START DATASET RECORDS
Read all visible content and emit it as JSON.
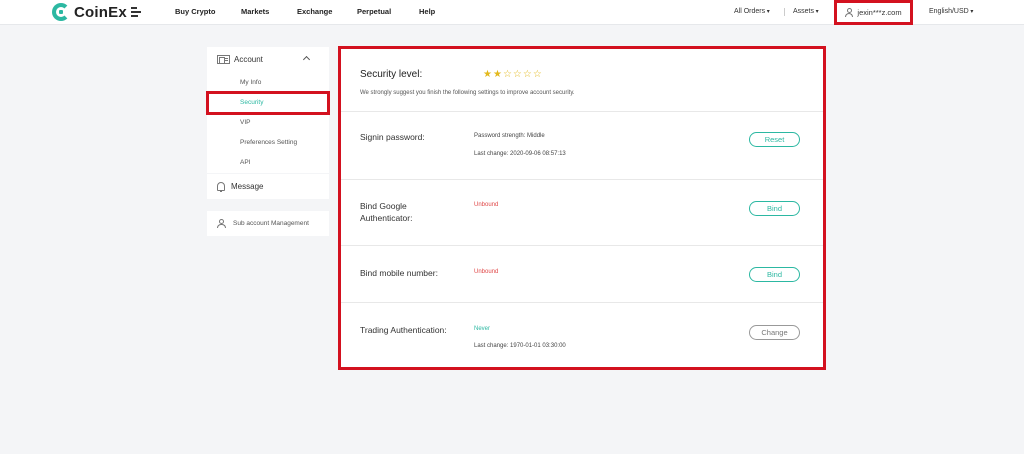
{
  "header": {
    "logo_text": "CoinEx",
    "nav": [
      "Buy Crypto",
      "Markets",
      "Exchange",
      "Perpetual",
      "Help"
    ],
    "all_orders": "All Orders",
    "assets": "Assets",
    "user_email": "jexin***z.com",
    "language": "English/USD"
  },
  "sidebar": {
    "account_label": "Account",
    "items": [
      "My Info",
      "Security",
      "VIP",
      "Preferences Setting",
      "API"
    ],
    "message_label": "Message",
    "sub_account_label": "Sub account Management"
  },
  "security": {
    "level_label": "Security level:",
    "stars_filled": 2,
    "stars_total": 6,
    "subtitle": "We strongly suggest you finish the following settings to improve account security.",
    "star_color": "#e3b91d"
  },
  "rows": {
    "signin": {
      "label": "Signin password:",
      "strength": "Password strength: Middle",
      "last_change": "Last change: 2020-09-06 08:57:13",
      "button": "Reset"
    },
    "google": {
      "label_line1": "Bind Google",
      "label_line2": "Authenticator:",
      "status": "Unbound",
      "button": "Bind"
    },
    "mobile": {
      "label": "Bind mobile number:",
      "status": "Unbound",
      "button": "Bind"
    },
    "trading": {
      "label": "Trading Authentication:",
      "status": "Never",
      "last_change": "Last change: 1970-01-01 03:30:00",
      "button": "Change"
    }
  },
  "colors": {
    "accent": "#2cb8a2",
    "highlight": "#d3111f",
    "unbound": "#e04848"
  }
}
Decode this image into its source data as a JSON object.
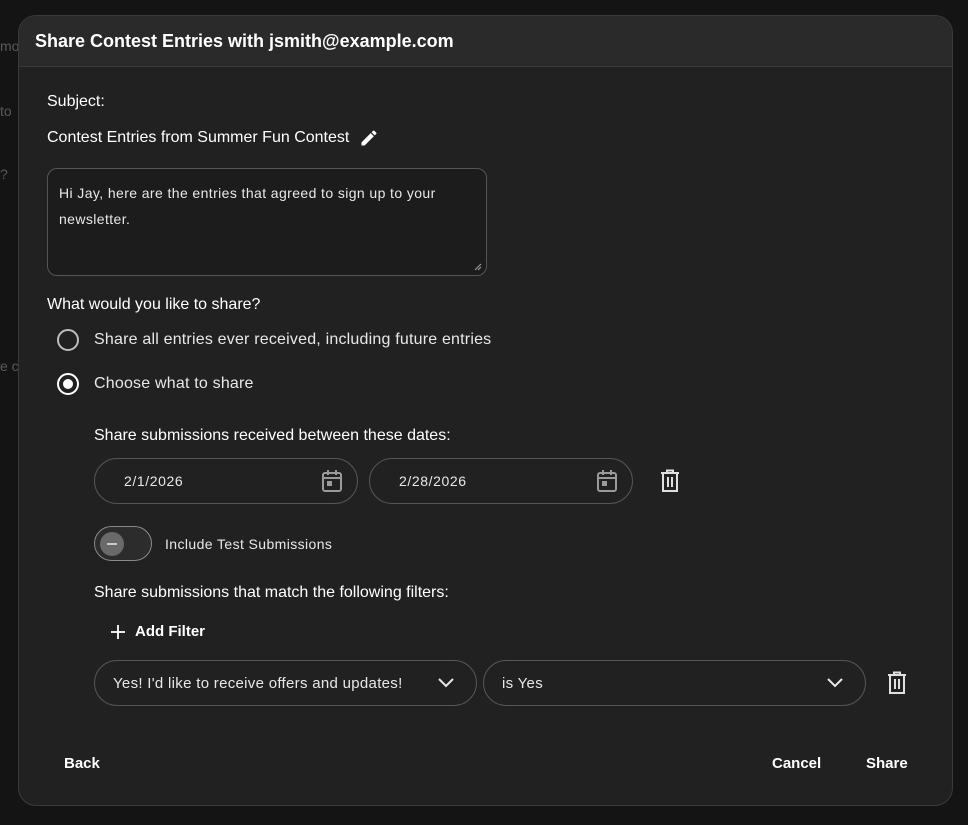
{
  "backdrop": {
    "fragments": [
      "mo",
      "to",
      "?",
      "e c"
    ]
  },
  "dialog": {
    "title": "Share Contest Entries with jsmith@example.com",
    "subject_label": "Subject:",
    "subject_value": "Contest Entries from Summer Fun Contest",
    "message": "Hi Jay, here are the entries that agreed to sign up to your newsletter.",
    "share_question": "What would you like to share?",
    "options": [
      {
        "label": "Share all entries ever received, including future entries",
        "selected": false
      },
      {
        "label": "Choose what to share",
        "selected": true
      }
    ],
    "dates_heading": "Share submissions received between these dates:",
    "start_date": "2/1/2026",
    "end_date": "2/28/2026",
    "include_test_label": "Include Test Submissions",
    "include_test_enabled": false,
    "filters_heading": "Share submissions that match the following filters:",
    "add_filter_label": "Add Filter",
    "filter": {
      "field": "Yes! I'd like to receive offers and updates!",
      "condition": "is Yes"
    },
    "footer": {
      "back": "Back",
      "cancel": "Cancel",
      "share": "Share"
    }
  },
  "icons": {
    "edit": "pencil-icon",
    "calendar": "calendar-icon",
    "delete": "trash-icon",
    "add": "plus-icon",
    "dropdown": "chevron-down-icon"
  },
  "colors": {
    "dialog_bg": "#212121",
    "header_bg": "#2a2a2a",
    "border": "#555555",
    "text": "#ffffff"
  }
}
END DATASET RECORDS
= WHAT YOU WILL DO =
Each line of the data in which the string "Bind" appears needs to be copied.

= OUTPUT FOR THIS TASK =
      "label_line1": "Bind Google",
      "button": "Bind"
      "label": "Bind mobile number:",
      "button": "Bind"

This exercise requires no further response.